My father’s side of the family comes from Germany, and as a young man during World War II, my grandpa returned to Europe and rolled over it in a tank. I’m on an southbound train from Paris, watching the countryside slide by now, and I can’t help but wonder what it must have been like to see this autumn landscape in smoke and ruin. My grandfather was ordered to shoot out church steeples in hopes of killing snipers. This, he said repeatedly, was his major regret of the war- the part he played in the destruction of so many beautiful places.
If my view proves anything, it’s that pretty things have a way of reasserting themselves.
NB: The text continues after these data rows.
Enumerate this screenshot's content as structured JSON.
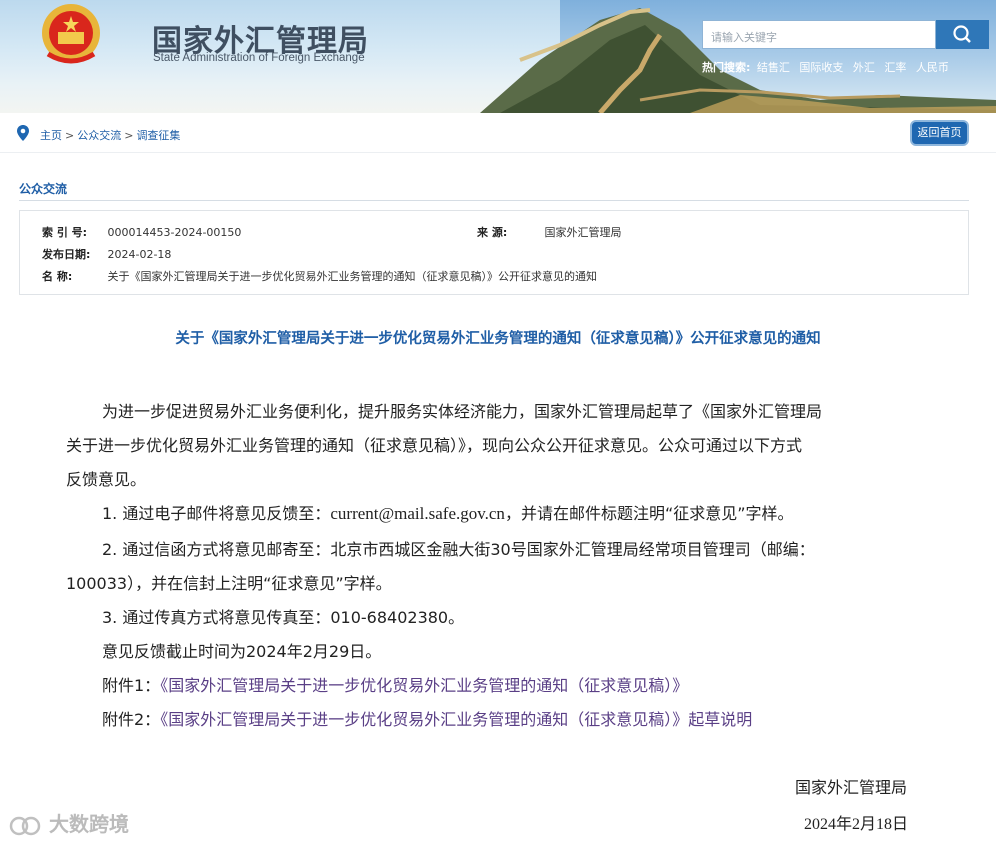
{
  "header": {
    "title_cn": "国家外汇管理局",
    "title_en": "State Administration of Foreign Exchange",
    "search_placeholder": "请输入关键字",
    "hot_label": "热门搜索:",
    "hot_items": [
      "结售汇",
      "国际收支",
      "外汇",
      "汇率",
      "人民币"
    ]
  },
  "breadcrumb": {
    "items": [
      "主页",
      "公众交流",
      "调查征集"
    ],
    "separator": ">",
    "back_label": "返回首页"
  },
  "section_title": "公众交流",
  "meta": {
    "index_label": "索  引  号:",
    "index_value": "000014453-2024-00150",
    "source_label": "来      源:",
    "source_value": "国家外汇管理局",
    "date_label": "发布日期:",
    "date_value": "2024-02-18",
    "name_label": "名      称:",
    "name_value": "关于《国家外汇管理局关于进一步优化贸易外汇业务管理的通知（征求意见稿）》公开征求意见的通知"
  },
  "doc_title": "关于《国家外汇管理局关于进一步优化贸易外汇业务管理的通知（征求意见稿）》公开征求意见的通知",
  "content": {
    "intro_1": "为进一步促进贸易外汇业务便利化，提升服务实体经济能力，国家外汇管理局起草了《国家外汇管理局",
    "intro_2": "关于进一步优化贸易外汇业务管理的通知（征求意见稿）》，现向公众公开征求意见。公众可通过以下方式",
    "intro_3": "反馈意见。",
    "item1_a": "1. 通过电子邮件将意见反馈至：",
    "item1_email": "current@mail.safe.gov.cn",
    "item1_b": "，并请在邮件标题注明“征求意见”字样。",
    "item2_a": "2. 通过信函方式将意见邮寄至：北京市西城区金融大街30号国家外汇管理局经常项目管理司（邮编：",
    "item2_b": "100033），并在信封上注明“征求意见”字样。",
    "item3": "3. 通过传真方式将意见传真至：010-68402380。",
    "deadline": "意见反馈截止时间为2024年2月29日。",
    "att1_label": "附件1：",
    "att1_link": "《国家外汇管理局关于进一步优化贸易外汇业务管理的通知（征求意见稿）》",
    "att2_label": "附件2：",
    "att2_link": "《国家外汇管理局关于进一步优化贸易外汇业务管理的通知（征求意见稿）》起草说明"
  },
  "signature": {
    "org": "国家外汇管理局",
    "date": "2024年2月18日"
  },
  "watermark": "大数跨境",
  "colors": {
    "link_blue": "#1f5ea6",
    "attachment_purple": "#5a3f86",
    "button_blue": "#1f67b1"
  }
}
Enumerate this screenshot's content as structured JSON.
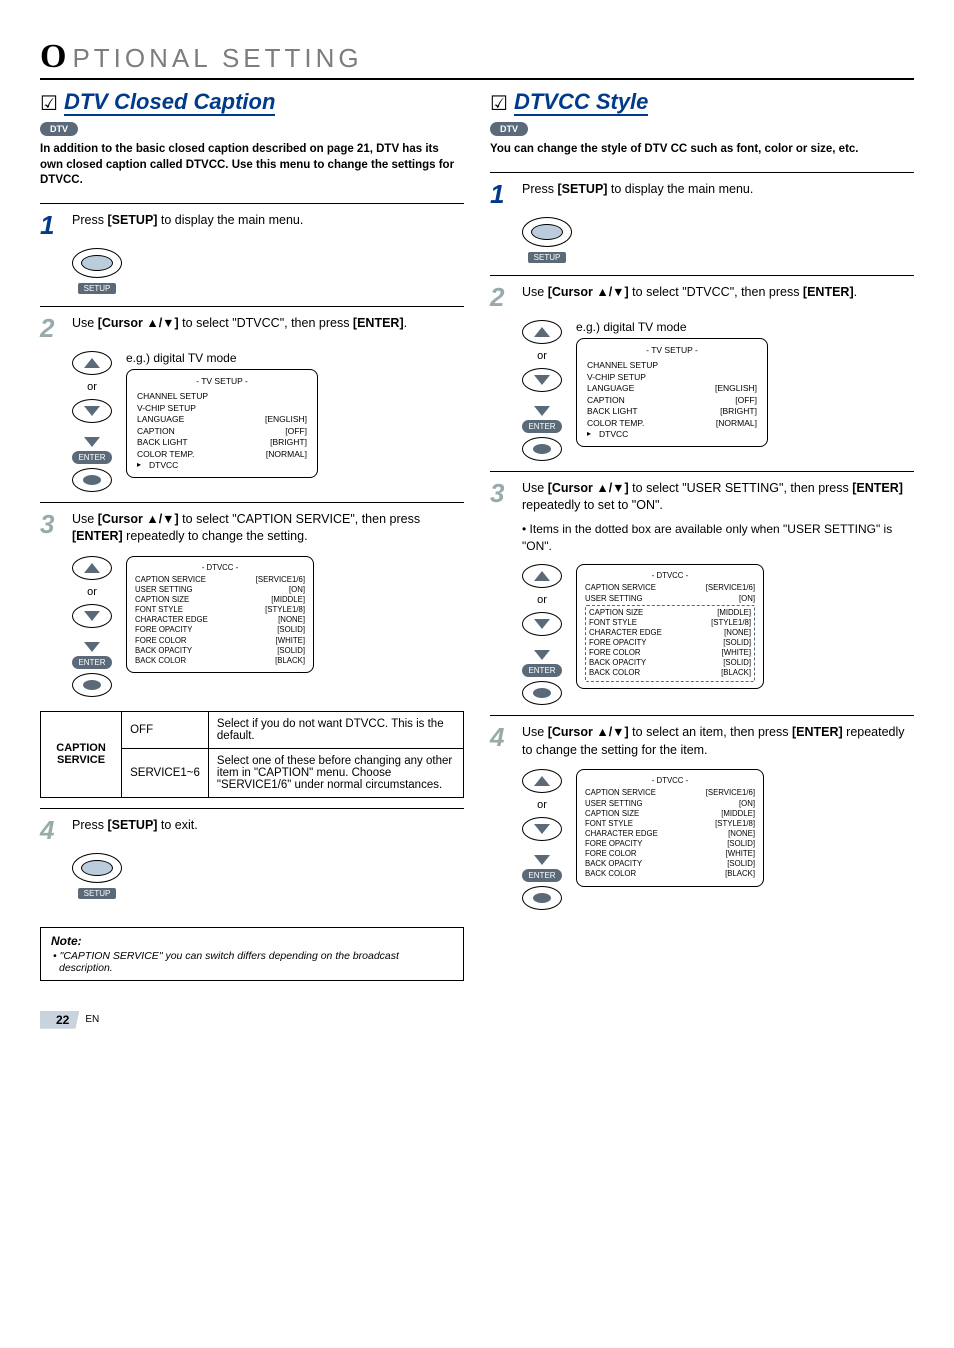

There have been a few small and glorious villages complete with picturesque chapels to my right for most of this trip to Besancon. My first.
For the record, I’m a window seat girl. Windows are good for looking out of and for resting against. I tend to sleep on long rides, and on the aisle or in the middle, there’s no place to put my head. I’ll half fall asleep, then realize that I’m dangerously close to a stranger’s shoulder, On the plane from London to Paris, some perky undergrad on her way to a program in Nice cheerfully offered to let me lean on her. You know what would be worse than accidentally falling asleep on a stranger? Drooling on the nice girl who sweetly gave up all claims to personal space. Needless to say, I was embarrassed and downed a coke in an effort to stay upright.
This trip though, I’m up, coursing with the nervous energy of a big move. I’m wide awake with the almostness of the last part of this long trip from Atlanta to Valpo to Chicago to New York to Paris to Besancon. As of a couple of days ago, I’m so cosmopolitan. Now, I’m ready to settle in and learn how to be at home in this new place